Cell by Stephen King
Not his best work by far, but it certainly entertained me and kept me turning the pages. Reminiscent of the ‘old’ Stephen King style, I gobbled up this pseudo-zombie tale in 1 1/2 days, but found the ending rather anti-climatic. The big dramatic battle the story builds up to never really happens ~ or at least it seemed to fizzle out to me, like Stephen tired of the tale and simple rushed the ending.
But where he may have given up at the end, he definitely had that ‘old’ King sizzle and enthusiasm in the beginning and middle pages of the book. The first three pages suck you in fast, and the chapters there after teased me along as a reader, making me want more and more.
The characters were too stereotypical for me, easily recognizable as rehashes of other King characters, tough without the depth a novel should have.
But again the focal point ~ the apocalyptic aftermath of the Pulse ~ how it effects mankind and the norm of the main character’s world carries the story and keeps the reader curious enough to read on.
I found his incorporation of a simple everyday device as a catalysis for the ensuring horror a masterful stroke.
For me, Cell was an apt tribute to George A. Romero and Richard Matheson. It was an enjoyable read. They’ll make a movie of it, you can bet on that.
The Resort by Bentley Little
This delightfully twisted tale is Bentley Little at his finest. Luckily, I savored this masterpiece a little over 4 days ~ though I was sorely tempted to speed-read it from start to finish in one sitting.

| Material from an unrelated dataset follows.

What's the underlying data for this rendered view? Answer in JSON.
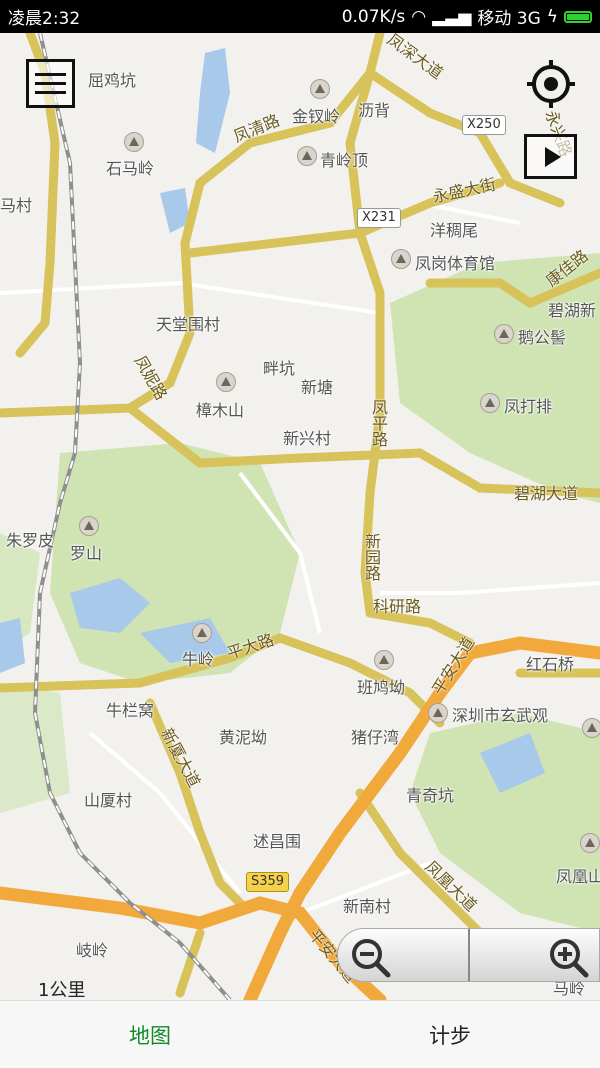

This ghoulish luxury resort could be situated anywhere and the tale would be equally appealing ~ although you wouldn’t catch me vacationing at any desert resort, no matter how much my travel agent touted the place as an oasis paradise.
Gory, bizarre, and shocking at times, it’s wonderfully inventive. Like King, the main characters could use more depth to make us care, but still the book is definitely a must read for horror and Bentley Little fans.

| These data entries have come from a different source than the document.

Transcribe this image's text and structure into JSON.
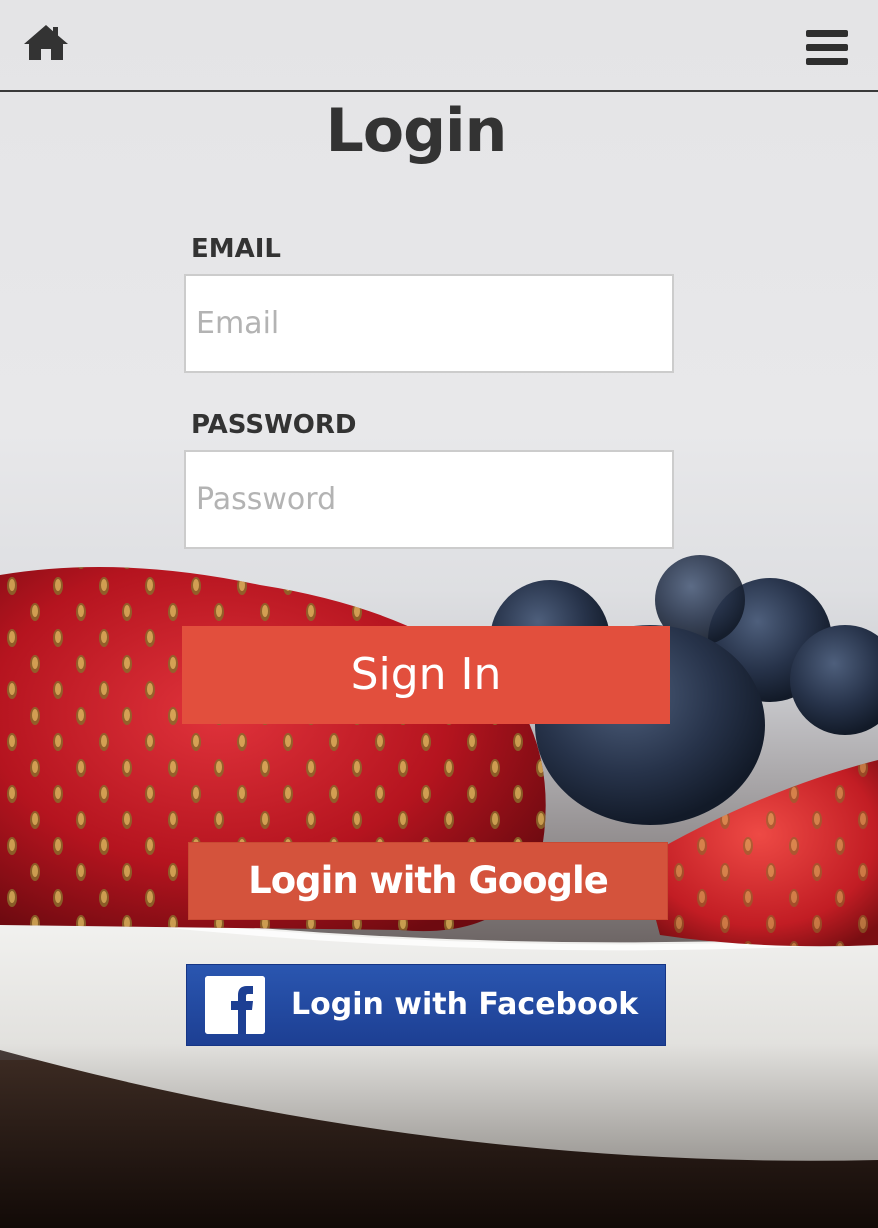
{
  "nav": {
    "home_icon": "home-icon",
    "menu_icon": "hamburger-menu-icon"
  },
  "page": {
    "title": "Login"
  },
  "form": {
    "email_label": "EMAIL",
    "email_placeholder": "Email",
    "email_value": "",
    "password_label": "PASSWORD",
    "password_placeholder": "Password",
    "password_value": "",
    "submit_label": "Sign In"
  },
  "social": {
    "google_label": "Login with Google",
    "facebook_label": "Login with Facebook",
    "facebook_icon": "facebook-logo-icon"
  },
  "colors": {
    "signin_bg": "#e24f3d",
    "google_bg": "#d4533c",
    "facebook_bg": "#1d3f93",
    "text_dark": "#333333"
  }
}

Cabinet of Curiosities By Douglas Preston & Lincoln Child
I’ve been a fan of this duo ever since I snatched up a copy of the suspense-filled Relic. This was long before the movie, Relic, hit the big screen mind you. Soon after I became enamored with their engrossing writing style.
After Relic, I plucked up a copy of Reliquary, which I enjoyed but didn’t find as satisfying.
But when I happened upon a used copy of Cabinet of Curiosities on the ‘New Arrivals’ shelf at Half Price Books, I admit I was intrigued. Once I carted the book home and plopped on the couch to read it, I was immediately hooked.
Preston & Child do their homework. They research their subject matter thoroughly. They immerse you in time and place, pulling you deeper and deeper into a tale that twists and turns quicker than the hairpin turns of an s-bend road snaking down hills along the west coast. Their characterization is impeccable. Heroes, heroines and villains are richly defined, with deep-ocean depth and quirks galore.
do their homework by researching their subject matter thoroughly. They immerse in time and place, pulling you deeper and deeper into a tale that twists and turns. Their characterization is impeccable. Heroes, heroine and villain are richly defined, with deep-ocean depth and quirks galore.
The here and now of the story is equally depicted. The reader expends little effort to visualize where the authors are taking you with each turn of the page. And the suspense becomes so intense at times you’d jump out of your skin if the slightest sound disturbs your reading.
Agent Pendergast is a true gem ~ a character I enjoy reading about again and again in other Preston-Child novels. I also loved being reacquainted with Lieutenant D’Agosta.
This was another sweeping tale I hated to see come to an end.